PROBLEM = Word for word, output the data, with none of its pictures.

------------------------------------

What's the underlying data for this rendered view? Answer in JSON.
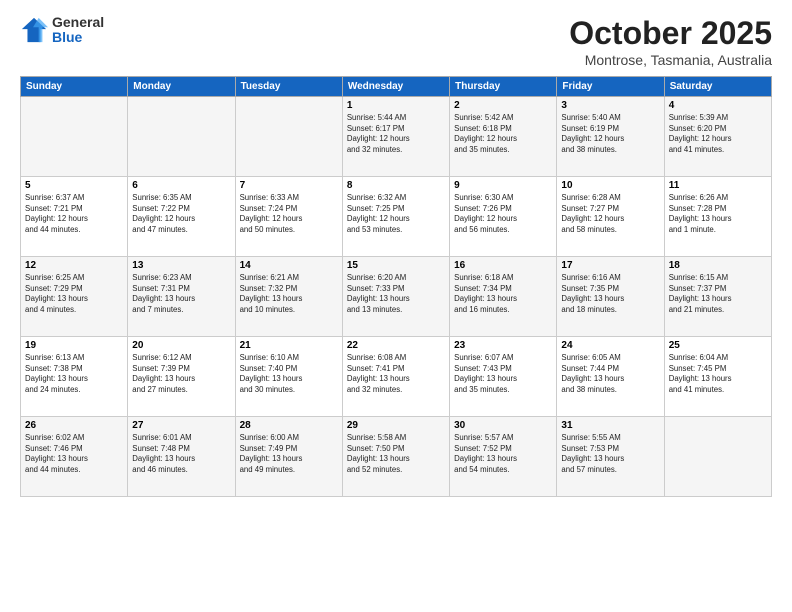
{
  "header": {
    "logo": {
      "general": "General",
      "blue": "Blue"
    },
    "title": "October 2025",
    "subtitle": "Montrose, Tasmania, Australia"
  },
  "days_of_week": [
    "Sunday",
    "Monday",
    "Tuesday",
    "Wednesday",
    "Thursday",
    "Friday",
    "Saturday"
  ],
  "weeks": [
    [
      {
        "day": "",
        "info": ""
      },
      {
        "day": "",
        "info": ""
      },
      {
        "day": "",
        "info": ""
      },
      {
        "day": "1",
        "info": "Sunrise: 5:44 AM\nSunset: 6:17 PM\nDaylight: 12 hours\nand 32 minutes."
      },
      {
        "day": "2",
        "info": "Sunrise: 5:42 AM\nSunset: 6:18 PM\nDaylight: 12 hours\nand 35 minutes."
      },
      {
        "day": "3",
        "info": "Sunrise: 5:40 AM\nSunset: 6:19 PM\nDaylight: 12 hours\nand 38 minutes."
      },
      {
        "day": "4",
        "info": "Sunrise: 5:39 AM\nSunset: 6:20 PM\nDaylight: 12 hours\nand 41 minutes."
      }
    ],
    [
      {
        "day": "5",
        "info": "Sunrise: 6:37 AM\nSunset: 7:21 PM\nDaylight: 12 hours\nand 44 minutes."
      },
      {
        "day": "6",
        "info": "Sunrise: 6:35 AM\nSunset: 7:22 PM\nDaylight: 12 hours\nand 47 minutes."
      },
      {
        "day": "7",
        "info": "Sunrise: 6:33 AM\nSunset: 7:24 PM\nDaylight: 12 hours\nand 50 minutes."
      },
      {
        "day": "8",
        "info": "Sunrise: 6:32 AM\nSunset: 7:25 PM\nDaylight: 12 hours\nand 53 minutes."
      },
      {
        "day": "9",
        "info": "Sunrise: 6:30 AM\nSunset: 7:26 PM\nDaylight: 12 hours\nand 56 minutes."
      },
      {
        "day": "10",
        "info": "Sunrise: 6:28 AM\nSunset: 7:27 PM\nDaylight: 12 hours\nand 58 minutes."
      },
      {
        "day": "11",
        "info": "Sunrise: 6:26 AM\nSunset: 7:28 PM\nDaylight: 13 hours\nand 1 minute."
      }
    ],
    [
      {
        "day": "12",
        "info": "Sunrise: 6:25 AM\nSunset: 7:29 PM\nDaylight: 13 hours\nand 4 minutes."
      },
      {
        "day": "13",
        "info": "Sunrise: 6:23 AM\nSunset: 7:31 PM\nDaylight: 13 hours\nand 7 minutes."
      },
      {
        "day": "14",
        "info": "Sunrise: 6:21 AM\nSunset: 7:32 PM\nDaylight: 13 hours\nand 10 minutes."
      },
      {
        "day": "15",
        "info": "Sunrise: 6:20 AM\nSunset: 7:33 PM\nDaylight: 13 hours\nand 13 minutes."
      },
      {
        "day": "16",
        "info": "Sunrise: 6:18 AM\nSunset: 7:34 PM\nDaylight: 13 hours\nand 16 minutes."
      },
      {
        "day": "17",
        "info": "Sunrise: 6:16 AM\nSunset: 7:35 PM\nDaylight: 13 hours\nand 18 minutes."
      },
      {
        "day": "18",
        "info": "Sunrise: 6:15 AM\nSunset: 7:37 PM\nDaylight: 13 hours\nand 21 minutes."
      }
    ],
    [
      {
        "day": "19",
        "info": "Sunrise: 6:13 AM\nSunset: 7:38 PM\nDaylight: 13 hours\nand 24 minutes."
      },
      {
        "day": "20",
        "info": "Sunrise: 6:12 AM\nSunset: 7:39 PM\nDaylight: 13 hours\nand 27 minutes."
      },
      {
        "day": "21",
        "info": "Sunrise: 6:10 AM\nSunset: 7:40 PM\nDaylight: 13 hours\nand 30 minutes."
      },
      {
        "day": "22",
        "info": "Sunrise: 6:08 AM\nSunset: 7:41 PM\nDaylight: 13 hours\nand 32 minutes."
      },
      {
        "day": "23",
        "info": "Sunrise: 6:07 AM\nSunset: 7:43 PM\nDaylight: 13 hours\nand 35 minutes."
      },
      {
        "day": "24",
        "info": "Sunrise: 6:05 AM\nSunset: 7:44 PM\nDaylight: 13 hours\nand 38 minutes."
      },
      {
        "day": "25",
        "info": "Sunrise: 6:04 AM\nSunset: 7:45 PM\nDaylight: 13 hours\nand 41 minutes."
      }
    ],
    [
      {
        "day": "26",
        "info": "Sunrise: 6:02 AM\nSunset: 7:46 PM\nDaylight: 13 hours\nand 44 minutes."
      },
      {
        "day": "27",
        "info": "Sunrise: 6:01 AM\nSunset: 7:48 PM\nDaylight: 13 hours\nand 46 minutes."
      },
      {
        "day": "28",
        "info": "Sunrise: 6:00 AM\nSunset: 7:49 PM\nDaylight: 13 hours\nand 49 minutes."
      },
      {
        "day": "29",
        "info": "Sunrise: 5:58 AM\nSunset: 7:50 PM\nDaylight: 13 hours\nand 52 minutes."
      },
      {
        "day": "30",
        "info": "Sunrise: 5:57 AM\nSunset: 7:52 PM\nDaylight: 13 hours\nand 54 minutes."
      },
      {
        "day": "31",
        "info": "Sunrise: 5:55 AM\nSunset: 7:53 PM\nDaylight: 13 hours\nand 57 minutes."
      },
      {
        "day": "",
        "info": ""
      }
    ]
  ]
}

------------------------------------

PROBLEM SOLUTION =
What's the underlying data for this rendered view? Answer in JSON.
{
  "header": {
    "logo": {
      "general": "General",
      "blue": "Blue"
    },
    "title": "October 2025",
    "subtitle": "Montrose, Tasmania, Australia"
  },
  "days_of_week": [
    "Sunday",
    "Monday",
    "Tuesday",
    "Wednesday",
    "Thursday",
    "Friday",
    "Saturday"
  ],
  "weeks": [
    [
      {
        "day": "",
        "info": ""
      },
      {
        "day": "",
        "info": ""
      },
      {
        "day": "",
        "info": ""
      },
      {
        "day": "1",
        "info": "Sunrise: 5:44 AM\nSunset: 6:17 PM\nDaylight: 12 hours\nand 32 minutes."
      },
      {
        "day": "2",
        "info": "Sunrise: 5:42 AM\nSunset: 6:18 PM\nDaylight: 12 hours\nand 35 minutes."
      },
      {
        "day": "3",
        "info": "Sunrise: 5:40 AM\nSunset: 6:19 PM\nDaylight: 12 hours\nand 38 minutes."
      },
      {
        "day": "4",
        "info": "Sunrise: 5:39 AM\nSunset: 6:20 PM\nDaylight: 12 hours\nand 41 minutes."
      }
    ],
    [
      {
        "day": "5",
        "info": "Sunrise: 6:37 AM\nSunset: 7:21 PM\nDaylight: 12 hours\nand 44 minutes."
      },
      {
        "day": "6",
        "info": "Sunrise: 6:35 AM\nSunset: 7:22 PM\nDaylight: 12 hours\nand 47 minutes."
      },
      {
        "day": "7",
        "info": "Sunrise: 6:33 AM\nSunset: 7:24 PM\nDaylight: 12 hours\nand 50 minutes."
      },
      {
        "day": "8",
        "info": "Sunrise: 6:32 AM\nSunset: 7:25 PM\nDaylight: 12 hours\nand 53 minutes."
      },
      {
        "day": "9",
        "info": "Sunrise: 6:30 AM\nSunset: 7:26 PM\nDaylight: 12 hours\nand 56 minutes."
      },
      {
        "day": "10",
        "info": "Sunrise: 6:28 AM\nSunset: 7:27 PM\nDaylight: 12 hours\nand 58 minutes."
      },
      {
        "day": "11",
        "info": "Sunrise: 6:26 AM\nSunset: 7:28 PM\nDaylight: 13 hours\nand 1 minute."
      }
    ],
    [
      {
        "day": "12",
        "info": "Sunrise: 6:25 AM\nSunset: 7:29 PM\nDaylight: 13 hours\nand 4 minutes."
      },
      {
        "day": "13",
        "info": "Sunrise: 6:23 AM\nSunset: 7:31 PM\nDaylight: 13 hours\nand 7 minutes."
      },
      {
        "day": "14",
        "info": "Sunrise: 6:21 AM\nSunset: 7:32 PM\nDaylight: 13 hours\nand 10 minutes."
      },
      {
        "day": "15",
        "info": "Sunrise: 6:20 AM\nSunset: 7:33 PM\nDaylight: 13 hours\nand 13 minutes."
      },
      {
        "day": "16",
        "info": "Sunrise: 6:18 AM\nSunset: 7:34 PM\nDaylight: 13 hours\nand 16 minutes."
      },
      {
        "day": "17",
        "info": "Sunrise: 6:16 AM\nSunset: 7:35 PM\nDaylight: 13 hours\nand 18 minutes."
      },
      {
        "day": "18",
        "info": "Sunrise: 6:15 AM\nSunset: 7:37 PM\nDaylight: 13 hours\nand 21 minutes."
      }
    ],
    [
      {
        "day": "19",
        "info": "Sunrise: 6:13 AM\nSunset: 7:38 PM\nDaylight: 13 hours\nand 24 minutes."
      },
      {
        "day": "20",
        "info": "Sunrise: 6:12 AM\nSunset: 7:39 PM\nDaylight: 13 hours\nand 27 minutes."
      },
      {
        "day": "21",
        "info": "Sunrise: 6:10 AM\nSunset: 7:40 PM\nDaylight: 13 hours\nand 30 minutes."
      },
      {
        "day": "22",
        "info": "Sunrise: 6:08 AM\nSunset: 7:41 PM\nDaylight: 13 hours\nand 32 minutes."
      },
      {
        "day": "23",
        "info": "Sunrise: 6:07 AM\nSunset: 7:43 PM\nDaylight: 13 hours\nand 35 minutes."
      },
      {
        "day": "24",
        "info": "Sunrise: 6:05 AM\nSunset: 7:44 PM\nDaylight: 13 hours\nand 38 minutes."
      },
      {
        "day": "25",
        "info": "Sunrise: 6:04 AM\nSunset: 7:45 PM\nDaylight: 13 hours\nand 41 minutes."
      }
    ],
    [
      {
        "day": "26",
        "info": "Sunrise: 6:02 AM\nSunset: 7:46 PM\nDaylight: 13 hours\nand 44 minutes."
      },
      {
        "day": "27",
        "info": "Sunrise: 6:01 AM\nSunset: 7:48 PM\nDaylight: 13 hours\nand 46 minutes."
      },
      {
        "day": "28",
        "info": "Sunrise: 6:00 AM\nSunset: 7:49 PM\nDaylight: 13 hours\nand 49 minutes."
      },
      {
        "day": "29",
        "info": "Sunrise: 5:58 AM\nSunset: 7:50 PM\nDaylight: 13 hours\nand 52 minutes."
      },
      {
        "day": "30",
        "info": "Sunrise: 5:57 AM\nSunset: 7:52 PM\nDaylight: 13 hours\nand 54 minutes."
      },
      {
        "day": "31",
        "info": "Sunrise: 5:55 AM\nSunset: 7:53 PM\nDaylight: 13 hours\nand 57 minutes."
      },
      {
        "day": "",
        "info": ""
      }
    ]
  ]
}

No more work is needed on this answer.